Electronics > Metrology

Advantest R6581 8.5 digit DMM mini teardown/repair

<< < (159/181) > >>

leighcorrigall:
I also quickly have translated section 3, page 19, number 5. I am guessing that the resistance measurement current may also be related. I really wish that the calibration steps made note of these settings before I sent the instrument in for calibration. :-\

Original text:

(5) 抵抗測定電流の選択

抵抗の測定電流は、HI-POWERまたはLOW-POWERに選択できます。それぞれの電流 値は、[表3-8]を参照して下さい。HI-POWERはLOW-POWERに比べて確度良く測定ができますが、比測定抵抗での消費電力が大きいため、測温抵抗体など自己発熱の影響を受けやすい素子の抵抗を測定する場合は、LOW-POWERが有効です。

Google Translation:

(5) Selecting the resistance measurement current

The measurement current of the resistor can be selected from HI-POWER or LOW-POWER. Refer to [table 3-8, page ] for each current value. HI-POWER can measure more accurately than LOW-POWER, but since it consumes a large amount of power in the ratio measurement resistor when measuring the resistance of a device that is easily affected by self-heating, such as a resistance temperature detector, LOW-POWER is enabled.

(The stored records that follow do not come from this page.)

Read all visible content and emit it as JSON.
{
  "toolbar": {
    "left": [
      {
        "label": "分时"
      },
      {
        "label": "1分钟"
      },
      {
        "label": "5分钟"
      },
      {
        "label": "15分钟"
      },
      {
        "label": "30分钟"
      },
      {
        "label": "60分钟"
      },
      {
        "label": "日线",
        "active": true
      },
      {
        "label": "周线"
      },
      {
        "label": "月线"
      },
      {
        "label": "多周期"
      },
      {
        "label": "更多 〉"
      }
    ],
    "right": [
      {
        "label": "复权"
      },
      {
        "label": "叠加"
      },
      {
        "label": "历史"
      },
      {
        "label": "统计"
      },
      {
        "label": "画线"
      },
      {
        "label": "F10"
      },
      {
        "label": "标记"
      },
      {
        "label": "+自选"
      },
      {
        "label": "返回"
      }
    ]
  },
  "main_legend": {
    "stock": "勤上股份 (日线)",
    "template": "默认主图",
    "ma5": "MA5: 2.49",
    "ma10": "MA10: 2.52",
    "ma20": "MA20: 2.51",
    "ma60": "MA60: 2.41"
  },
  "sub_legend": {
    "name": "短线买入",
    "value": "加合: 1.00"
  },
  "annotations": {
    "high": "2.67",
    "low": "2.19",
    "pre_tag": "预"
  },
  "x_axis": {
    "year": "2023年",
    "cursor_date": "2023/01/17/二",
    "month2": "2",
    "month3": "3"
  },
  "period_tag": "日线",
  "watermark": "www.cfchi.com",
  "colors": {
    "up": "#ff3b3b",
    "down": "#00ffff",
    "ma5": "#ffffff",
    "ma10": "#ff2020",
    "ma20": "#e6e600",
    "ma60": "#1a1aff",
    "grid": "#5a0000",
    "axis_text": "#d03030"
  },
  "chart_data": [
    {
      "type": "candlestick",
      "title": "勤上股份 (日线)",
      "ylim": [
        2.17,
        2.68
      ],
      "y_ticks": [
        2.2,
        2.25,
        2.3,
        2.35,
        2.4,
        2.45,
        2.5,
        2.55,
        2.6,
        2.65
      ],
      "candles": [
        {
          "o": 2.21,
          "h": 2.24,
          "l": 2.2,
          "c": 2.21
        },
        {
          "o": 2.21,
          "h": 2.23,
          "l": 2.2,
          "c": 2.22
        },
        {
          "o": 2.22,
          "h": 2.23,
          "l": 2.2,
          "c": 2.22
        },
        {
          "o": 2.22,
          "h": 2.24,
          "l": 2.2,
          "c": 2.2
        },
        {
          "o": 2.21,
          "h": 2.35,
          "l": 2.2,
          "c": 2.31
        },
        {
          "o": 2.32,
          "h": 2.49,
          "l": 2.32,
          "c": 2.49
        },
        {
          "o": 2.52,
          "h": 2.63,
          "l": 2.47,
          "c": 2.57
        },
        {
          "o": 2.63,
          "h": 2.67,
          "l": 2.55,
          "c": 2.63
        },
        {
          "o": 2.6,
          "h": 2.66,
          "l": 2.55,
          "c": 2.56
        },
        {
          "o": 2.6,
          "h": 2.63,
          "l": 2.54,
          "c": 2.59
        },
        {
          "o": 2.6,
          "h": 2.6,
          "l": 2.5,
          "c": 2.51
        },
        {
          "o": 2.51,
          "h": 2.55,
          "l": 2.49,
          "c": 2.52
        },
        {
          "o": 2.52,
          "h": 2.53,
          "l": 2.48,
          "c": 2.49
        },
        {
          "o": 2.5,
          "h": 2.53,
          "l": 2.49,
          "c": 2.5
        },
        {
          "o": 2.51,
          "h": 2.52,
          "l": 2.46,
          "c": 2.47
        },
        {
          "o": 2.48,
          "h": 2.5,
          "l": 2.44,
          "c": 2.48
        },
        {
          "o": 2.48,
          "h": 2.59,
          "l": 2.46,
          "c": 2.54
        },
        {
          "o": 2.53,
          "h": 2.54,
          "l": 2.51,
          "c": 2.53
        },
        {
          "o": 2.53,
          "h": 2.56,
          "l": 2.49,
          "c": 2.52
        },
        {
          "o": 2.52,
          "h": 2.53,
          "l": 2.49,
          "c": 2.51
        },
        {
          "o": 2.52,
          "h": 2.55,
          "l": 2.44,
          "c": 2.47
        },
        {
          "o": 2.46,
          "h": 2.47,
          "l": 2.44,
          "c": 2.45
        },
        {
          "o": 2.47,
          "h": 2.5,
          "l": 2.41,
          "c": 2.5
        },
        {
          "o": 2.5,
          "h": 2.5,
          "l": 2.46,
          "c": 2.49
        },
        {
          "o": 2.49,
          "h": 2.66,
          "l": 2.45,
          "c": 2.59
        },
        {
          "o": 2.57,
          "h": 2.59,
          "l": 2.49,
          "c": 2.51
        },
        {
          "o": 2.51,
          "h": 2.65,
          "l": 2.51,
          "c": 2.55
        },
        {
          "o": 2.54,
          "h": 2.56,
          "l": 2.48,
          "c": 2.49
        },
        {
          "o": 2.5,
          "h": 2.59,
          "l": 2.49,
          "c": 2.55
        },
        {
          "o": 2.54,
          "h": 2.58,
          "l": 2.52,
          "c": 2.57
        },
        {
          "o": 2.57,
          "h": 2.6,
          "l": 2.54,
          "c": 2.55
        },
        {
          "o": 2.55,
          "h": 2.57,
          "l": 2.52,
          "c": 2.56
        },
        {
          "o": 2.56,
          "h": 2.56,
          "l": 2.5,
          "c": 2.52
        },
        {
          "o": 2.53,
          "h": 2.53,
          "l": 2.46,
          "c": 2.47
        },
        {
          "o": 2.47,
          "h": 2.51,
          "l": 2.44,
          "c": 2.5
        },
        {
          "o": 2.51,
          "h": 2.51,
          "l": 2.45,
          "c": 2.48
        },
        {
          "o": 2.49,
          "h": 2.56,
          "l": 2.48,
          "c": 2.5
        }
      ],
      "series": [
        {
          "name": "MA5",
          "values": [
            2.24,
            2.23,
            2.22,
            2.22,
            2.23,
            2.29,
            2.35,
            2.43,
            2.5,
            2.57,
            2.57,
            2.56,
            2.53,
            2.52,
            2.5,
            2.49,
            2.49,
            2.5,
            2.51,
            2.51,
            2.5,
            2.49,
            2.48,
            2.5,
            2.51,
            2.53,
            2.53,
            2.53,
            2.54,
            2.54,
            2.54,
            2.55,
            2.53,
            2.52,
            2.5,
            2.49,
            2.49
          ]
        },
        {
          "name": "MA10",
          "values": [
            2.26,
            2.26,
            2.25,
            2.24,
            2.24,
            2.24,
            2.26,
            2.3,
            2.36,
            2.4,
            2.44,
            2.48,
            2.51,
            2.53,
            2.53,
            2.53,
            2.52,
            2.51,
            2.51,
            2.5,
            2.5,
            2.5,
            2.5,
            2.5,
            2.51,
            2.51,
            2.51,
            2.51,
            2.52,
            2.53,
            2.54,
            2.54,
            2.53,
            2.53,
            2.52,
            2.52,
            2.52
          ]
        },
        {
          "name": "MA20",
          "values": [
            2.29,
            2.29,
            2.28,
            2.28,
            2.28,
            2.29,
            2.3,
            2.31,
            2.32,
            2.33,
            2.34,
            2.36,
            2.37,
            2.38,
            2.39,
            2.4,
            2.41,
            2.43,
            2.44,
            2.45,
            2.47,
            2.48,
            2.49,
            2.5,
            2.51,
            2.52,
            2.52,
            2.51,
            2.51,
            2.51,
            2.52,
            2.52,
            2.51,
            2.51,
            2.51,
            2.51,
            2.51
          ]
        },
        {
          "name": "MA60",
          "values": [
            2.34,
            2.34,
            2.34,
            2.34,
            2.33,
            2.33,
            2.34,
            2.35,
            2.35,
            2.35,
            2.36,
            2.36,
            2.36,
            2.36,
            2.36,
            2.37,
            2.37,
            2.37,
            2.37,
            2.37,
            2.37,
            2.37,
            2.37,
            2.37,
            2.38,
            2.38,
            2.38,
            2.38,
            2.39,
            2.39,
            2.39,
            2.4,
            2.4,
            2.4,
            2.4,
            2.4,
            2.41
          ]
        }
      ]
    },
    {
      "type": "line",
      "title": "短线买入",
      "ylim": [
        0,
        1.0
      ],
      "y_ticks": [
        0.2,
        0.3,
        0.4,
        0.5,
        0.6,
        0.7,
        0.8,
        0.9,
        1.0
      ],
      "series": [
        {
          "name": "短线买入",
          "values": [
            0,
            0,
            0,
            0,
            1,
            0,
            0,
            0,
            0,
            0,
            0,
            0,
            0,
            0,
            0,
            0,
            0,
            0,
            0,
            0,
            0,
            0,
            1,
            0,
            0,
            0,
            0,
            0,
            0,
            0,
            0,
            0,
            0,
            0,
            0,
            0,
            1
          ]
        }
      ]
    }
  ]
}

Kleinstein:
For the highest Ohms ranges the may not be much choice in the test current. They just need the lowerst test current for the highest ohms.

The high ohms ranges may not work with a short integration time (e.g.  < 10 PLC) if the Az mode is selected. One may even get better readings in the non AZ case with high Ohms (10 M or more). The non AZ modes adds a little offset error, but less "leakage" / no charge injection form AZ switching, that can look like leakage with a high resistance source, especially if the is additional cable capacitance.

The high Ohms measurements are relatively sensitive to leakage currents, e.g. from a dirty board. The ACAL procedure does not fully compensate for this (there can be slightely different leakage paths). So it is possibility that a meter may acurally fail on the high ohms range. One may habe to live with a larger tolerance for these ranges.  I remember other reports on problems with high ohms.

A similar porblem with high ohms is also on the calibrator side - switching and the cables may add errors. So the calibrator / cal lab could in principle also be the problem. Chances are one would need manually connected precision resistors, not a calibrator like FLuke 57xx. The high ohms part may not be used very often.

leighcorrigall:

--- Quote from: Kleinstein on August 23, 2021, 06:11:35 pm ---
...

A similar porblem with high ohms is also on the calibrator side - switching and the cables may add errors. So the calibrator / cal lab could in principle also be the problem. Chances are one would need manually connected precision resistors, not a calibrator like FLuke 57xx. The high ohms part may not be used very often.

--- End quote ---

Hi Kleinstein,

Thank you for the quick response and comments! I'll try and ask them about the settings they used before they go at it again tomorrow. All I know so far is the attached report. According to the document, they are using precision resistors for the high-ohm ranges.

EDIT: OOT is an abbreviation for 'Out of Tolerance' from the second last page.

Regards.

Mickle T.:
1) External calibration (as well as internal one) doesn't use any of the user-defined settings in the DMM.
2) The main problem with R6581T is a "T" symbol :) R6581T - is a technological multimeter. It used only for ADVANTEST T2000 IC/SoC/ASIC test system, but not in metrology laboratories. R6581T don't have any official specs or manuals.

leighcorrigall:

--- Quote from: Mickle T. on August 23, 2021, 08:45:31 pm ---1) External calibration (as well as internal one) doesn't use any of the user-defined settings in the DMM.
2) The main problem with R6581T is a "T" symbol :) R6581T - is a technological multimeter. It used only for ADVANTEST T2000 IC/SoC/ASIC test system, but not in metrology laboratories. R6581T don't have any official specs or manuals.

--- End quote ---

Interesting, Mickle. Perhaps, the Advantest is working as it should.

Navigation

[0] Message Index

[#] Next page

[*] Previous page

There was an error while thanking
Thanking...
Go to full version